TASK DESCRIPTION: Set down each line of the records once more, precisely, and omit the pictures.

RECORD SET:
↓
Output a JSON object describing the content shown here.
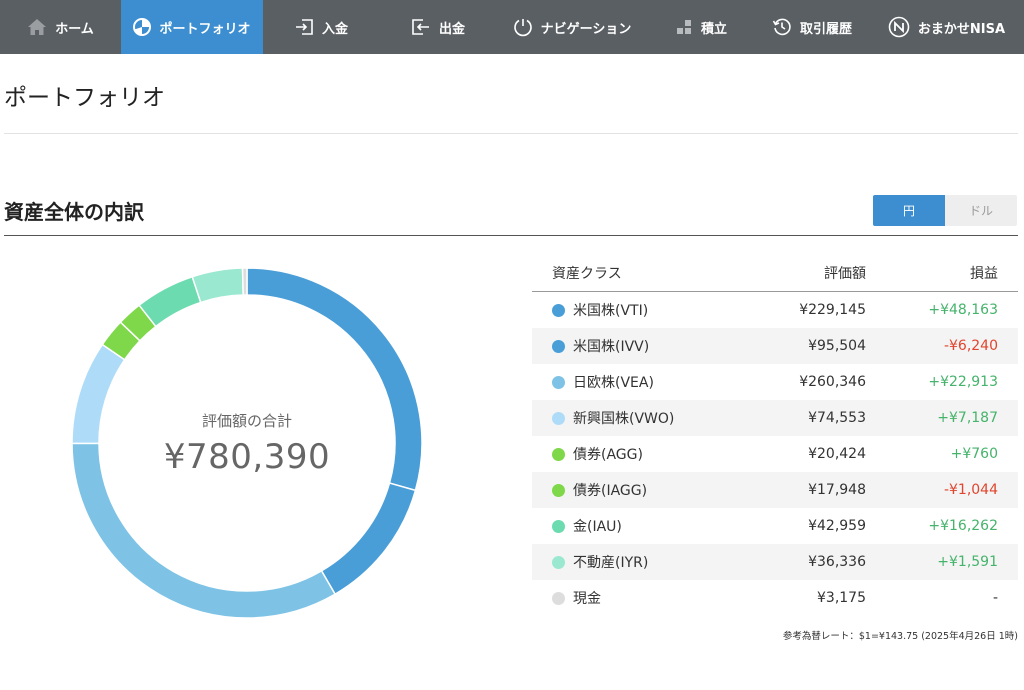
{
  "nav": {
    "items": [
      {
        "label": "ホーム",
        "icon": "home-icon"
      },
      {
        "label": "ポートフォリオ",
        "icon": "pie-chart-icon"
      },
      {
        "label": "入金",
        "icon": "sign-in-icon"
      },
      {
        "label": "出金",
        "icon": "sign-out-icon"
      },
      {
        "label": "ナビゲーション",
        "icon": "gauge-icon"
      },
      {
        "label": "積立",
        "icon": "blocks-icon"
      },
      {
        "label": "取引履歴",
        "icon": "history-icon"
      },
      {
        "label": "おまかせNISA",
        "icon": "nisa-logo-icon"
      }
    ],
    "active_index": 1
  },
  "page": {
    "title": "ポートフォリオ",
    "section_title": "資産全体の内訳"
  },
  "currency_toggle": {
    "yen": "円",
    "usd": "ドル",
    "selected": "円"
  },
  "summary": {
    "label": "評価額の合計",
    "total": "¥780,390"
  },
  "table": {
    "headers": {
      "asset_class": "資産クラス",
      "value": "評価額",
      "pl": "損益"
    },
    "rows": [
      {
        "name": "米国株(VTI)",
        "value": "¥229,145",
        "pl": "+¥48,163",
        "pl_sign": "pos",
        "color": "#4a9ed8"
      },
      {
        "name": "米国株(IVV)",
        "value": "¥95,504",
        "pl": "-¥6,240",
        "pl_sign": "neg",
        "color": "#4a9ed8"
      },
      {
        "name": "日欧株(VEA)",
        "value": "¥260,346",
        "pl": "+¥22,913",
        "pl_sign": "pos",
        "color": "#7ec3e6"
      },
      {
        "name": "新興国株(VWO)",
        "value": "¥74,553",
        "pl": "+¥7,187",
        "pl_sign": "pos",
        "color": "#aedcf8"
      },
      {
        "name": "債券(AGG)",
        "value": "¥20,424",
        "pl": "+¥760",
        "pl_sign": "pos",
        "color": "#7ed84a"
      },
      {
        "name": "債券(IAGG)",
        "value": "¥17,948",
        "pl": "-¥1,044",
        "pl_sign": "neg",
        "color": "#7ed84a"
      },
      {
        "name": "金(IAU)",
        "value": "¥42,959",
        "pl": "+¥16,262",
        "pl_sign": "pos",
        "color": "#6ddbb0"
      },
      {
        "name": "不動産(IYR)",
        "value": "¥36,336",
        "pl": "+¥1,591",
        "pl_sign": "pos",
        "color": "#9ae8d0"
      },
      {
        "name": "現金",
        "value": "¥3,175",
        "pl": "-",
        "pl_sign": "neutral",
        "color": "#dddddd"
      }
    ]
  },
  "chart_data": {
    "type": "pie",
    "categories": [
      "米国株(VTI)",
      "米国株(IVV)",
      "日欧株(VEA)",
      "新興国株(VWO)",
      "債券(AGG)",
      "債券(IAGG)",
      "金(IAU)",
      "不動産(IYR)",
      "現金"
    ],
    "values": [
      229145,
      95504,
      260346,
      74553,
      20424,
      17948,
      42959,
      36336,
      3175
    ],
    "colors": [
      "#4a9ed8",
      "#4a9ed8",
      "#7ec3e6",
      "#aedcf8",
      "#7ed84a",
      "#7ed84a",
      "#6ddbb0",
      "#9ae8d0",
      "#dddddd"
    ],
    "title": "",
    "donut": true
  },
  "fx_note": "参考為替レート：$1=¥143.75 (2025年4月26日 1時)"
}
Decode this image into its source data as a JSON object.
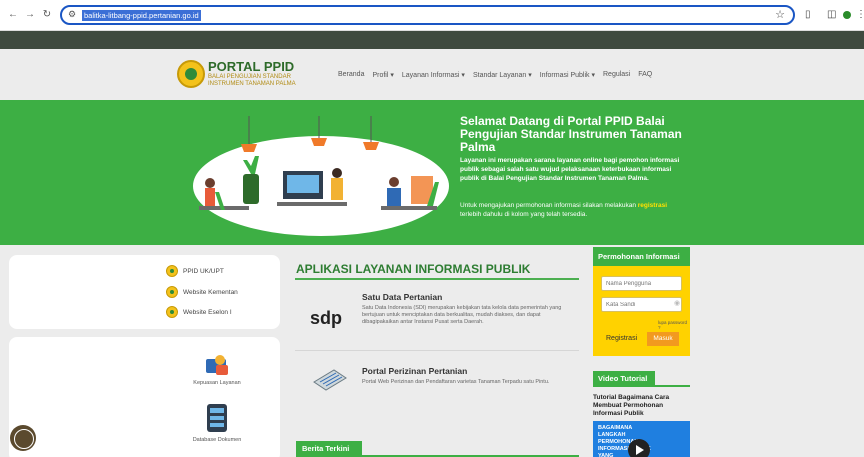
{
  "browser": {
    "url": "balitka-litbang-ppid.pertanian.go.id"
  },
  "header": {
    "brand_title": "PORTAL PPID",
    "brand_sub": "BALAI PENGUJIAN STANDAR INSTRUMEN TANAMAN PALMA",
    "menu": [
      "Beranda",
      "Profil ▾",
      "Layanan Informasi ▾",
      "Standar Layanan ▾",
      "Informasi Publik ▾",
      "Regulasi",
      "FAQ"
    ]
  },
  "hero": {
    "title": "Selamat Datang di Portal PPID Balai Pengujian Standar Instrumen Tanaman Palma",
    "description": "Layanan ini merupakan sarana layanan online bagi pemohon informasi publik sebagai salah satu wujud pelaksanaan keterbukaan informasi publik di Balai Pengujian Standar Instrumen Tanaman Palma.",
    "note_before": "Untuk mengajukan permohonan informasi silakan melakukan ",
    "note_link": "registrasi",
    "note_after": " terlebih dahulu di kolom yang telah tersedia."
  },
  "left": {
    "links": [
      "PPID UK/UPT",
      "Website Kementan",
      "Website Eselon I"
    ],
    "services": [
      "Kepuasan Layanan",
      "Database Dokumen"
    ]
  },
  "main": {
    "section_title": "APLIKASI LAYANAN INFORMASI PUBLIK",
    "apps": [
      {
        "logo_text": "sdp",
        "title": "Satu Data Pertanian",
        "description": "Satu Data Indonesia (SDI) merupakan kebijakan tata kelola data pemerintah yang bertujuan untuk menciptakan data berkualitas, mudah diakses, dan dapat dibagipakaikan antar Instansi Pusat serta Daerah."
      },
      {
        "title": "Portal Perizinan Pertanian",
        "description": "Portal Web Perizinan dan Pendaftaran varietas Tanaman Terpadu satu Pintu."
      }
    ],
    "news_tab": "Berita Terkini"
  },
  "login": {
    "heading": "Permohonan Informasi",
    "username_placeholder": "Nama Pengguna",
    "password_placeholder": "Kata Sandi",
    "forgot": "lupa password ?",
    "register": "Registrasi",
    "submit": "Masuk"
  },
  "video": {
    "heading": "Video Tutorial",
    "title": "Tutorial Bagaimana Cara Membuat Permohonan Informasi Publik",
    "thumb_text": "BAGAIMANA LANGKAH PERMOHONAN INFORMASI PUBLIK YANG"
  },
  "colors": {
    "brand_green": "#3daf44",
    "accent_yellow": "#ffd200",
    "button_orange": "#f29a1f"
  }
}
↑
REPLY TO THE TASK:
Output a JSON object describing the content shown here.
{
  "nav": {
    "items": [
      {
        "label": "ホーム",
        "icon": "home-icon"
      },
      {
        "label": "ポートフォリオ",
        "icon": "pie-chart-icon"
      },
      {
        "label": "入金",
        "icon": "sign-in-icon"
      },
      {
        "label": "出金",
        "icon": "sign-out-icon"
      },
      {
        "label": "ナビゲーション",
        "icon": "gauge-icon"
      },
      {
        "label": "積立",
        "icon": "blocks-icon"
      },
      {
        "label": "取引履歴",
        "icon": "history-icon"
      },
      {
        "label": "おまかせNISA",
        "icon": "nisa-logo-icon"
      }
    ],
    "active_index": 1
  },
  "page": {
    "title": "ポートフォリオ",
    "section_title": "資産全体の内訳"
  },
  "currency_toggle": {
    "yen": "円",
    "usd": "ドル",
    "selected": "円"
  },
  "summary": {
    "label": "評価額の合計",
    "total": "¥780,390"
  },
  "table": {
    "headers": {
      "asset_class": "資産クラス",
      "value": "評価額",
      "pl": "損益"
    },
    "rows": [
      {
        "name": "米国株(VTI)",
        "value": "¥229,145",
        "pl": "+¥48,163",
        "pl_sign": "pos",
        "color": "#4a9ed8"
      },
      {
        "name": "米国株(IVV)",
        "value": "¥95,504",
        "pl": "-¥6,240",
        "pl_sign": "neg",
        "color": "#4a9ed8"
      },
      {
        "name": "日欧株(VEA)",
        "value": "¥260,346",
        "pl": "+¥22,913",
        "pl_sign": "pos",
        "color": "#7ec3e6"
      },
      {
        "name": "新興国株(VWO)",
        "value": "¥74,553",
        "pl": "+¥7,187",
        "pl_sign": "pos",
        "color": "#aedcf8"
      },
      {
        "name": "債券(AGG)",
        "value": "¥20,424",
        "pl": "+¥760",
        "pl_sign": "pos",
        "color": "#7ed84a"
      },
      {
        "name": "債券(IAGG)",
        "value": "¥17,948",
        "pl": "-¥1,044",
        "pl_sign": "neg",
        "color": "#7ed84a"
      },
      {
        "name": "金(IAU)",
        "value": "¥42,959",
        "pl": "+¥16,262",
        "pl_sign": "pos",
        "color": "#6ddbb0"
      },
      {
        "name": "不動産(IYR)",
        "value": "¥36,336",
        "pl": "+¥1,591",
        "pl_sign": "pos",
        "color": "#9ae8d0"
      },
      {
        "name": "現金",
        "value": "¥3,175",
        "pl": "-",
        "pl_sign": "neutral",
        "color": "#dddddd"
      }
    ]
  },
  "chart_data": {
    "type": "pie",
    "categories": [
      "米国株(VTI)",
      "米国株(IVV)",
      "日欧株(VEA)",
      "新興国株(VWO)",
      "債券(AGG)",
      "債券(IAGG)",
      "金(IAU)",
      "不動産(IYR)",
      "現金"
    ],
    "values": [
      229145,
      95504,
      260346,
      74553,
      20424,
      17948,
      42959,
      36336,
      3175
    ],
    "colors": [
      "#4a9ed8",
      "#4a9ed8",
      "#7ec3e6",
      "#aedcf8",
      "#7ed84a",
      "#7ed84a",
      "#6ddbb0",
      "#9ae8d0",
      "#dddddd"
    ],
    "title": "",
    "donut": true
  },
  "fx_note": "参考為替レート：$1=¥143.75 (2025年4月26日 1時)"
}
Decode this image into its source data as a JSON object.
{
  "browser": {
    "url": "balitka-litbang-ppid.pertanian.go.id"
  },
  "header": {
    "brand_title": "PORTAL PPID",
    "brand_sub": "BALAI PENGUJIAN STANDAR INSTRUMEN TANAMAN PALMA",
    "menu": [
      "Beranda",
      "Profil ▾",
      "Layanan Informasi ▾",
      "Standar Layanan ▾",
      "Informasi Publik ▾",
      "Regulasi",
      "FAQ"
    ]
  },
  "hero": {
    "title": "Selamat Datang di Portal PPID Balai Pengujian Standar Instrumen Tanaman Palma",
    "description": "Layanan ini merupakan sarana layanan online bagi pemohon informasi publik sebagai salah satu wujud pelaksanaan keterbukaan informasi publik di Balai Pengujian Standar Instrumen Tanaman Palma.",
    "note_before": "Untuk mengajukan permohonan informasi silakan melakukan ",
    "note_link": "registrasi",
    "note_after": " terlebih dahulu di kolom yang telah tersedia."
  },
  "left": {
    "links": [
      "PPID UK/UPT",
      "Website Kementan",
      "Website Eselon I"
    ],
    "services": [
      "Kepuasan Layanan",
      "Database Dokumen"
    ]
  },
  "main": {
    "section_title": "APLIKASI LAYANAN INFORMASI PUBLIK",
    "apps": [
      {
        "logo_text": "sdp",
        "title": "Satu Data Pertanian",
        "description": "Satu Data Indonesia (SDI) merupakan kebijakan tata kelola data pemerintah yang bertujuan untuk menciptakan data berkualitas, mudah diakses, dan dapat dibagipakaikan antar Instansi Pusat serta Daerah."
      },
      {
        "title": "Portal Perizinan Pertanian",
        "description": "Portal Web Perizinan dan Pendaftaran varietas Tanaman Terpadu satu Pintu."
      }
    ],
    "news_tab": "Berita Terkini"
  },
  "login": {
    "heading": "Permohonan Informasi",
    "username_placeholder": "Nama Pengguna",
    "password_placeholder": "Kata Sandi",
    "forgot": "lupa password ?",
    "register": "Registrasi",
    "submit": "Masuk"
  },
  "video": {
    "heading": "Video Tutorial",
    "title": "Tutorial Bagaimana Cara Membuat Permohonan Informasi Publik",
    "thumb_text": "BAGAIMANA LANGKAH PERMOHONAN INFORMASI PUBLIK YANG"
  },
  "colors": {
    "brand_green": "#3daf44",
    "accent_yellow": "#ffd200",
    "button_orange": "#f29a1f"
  }
}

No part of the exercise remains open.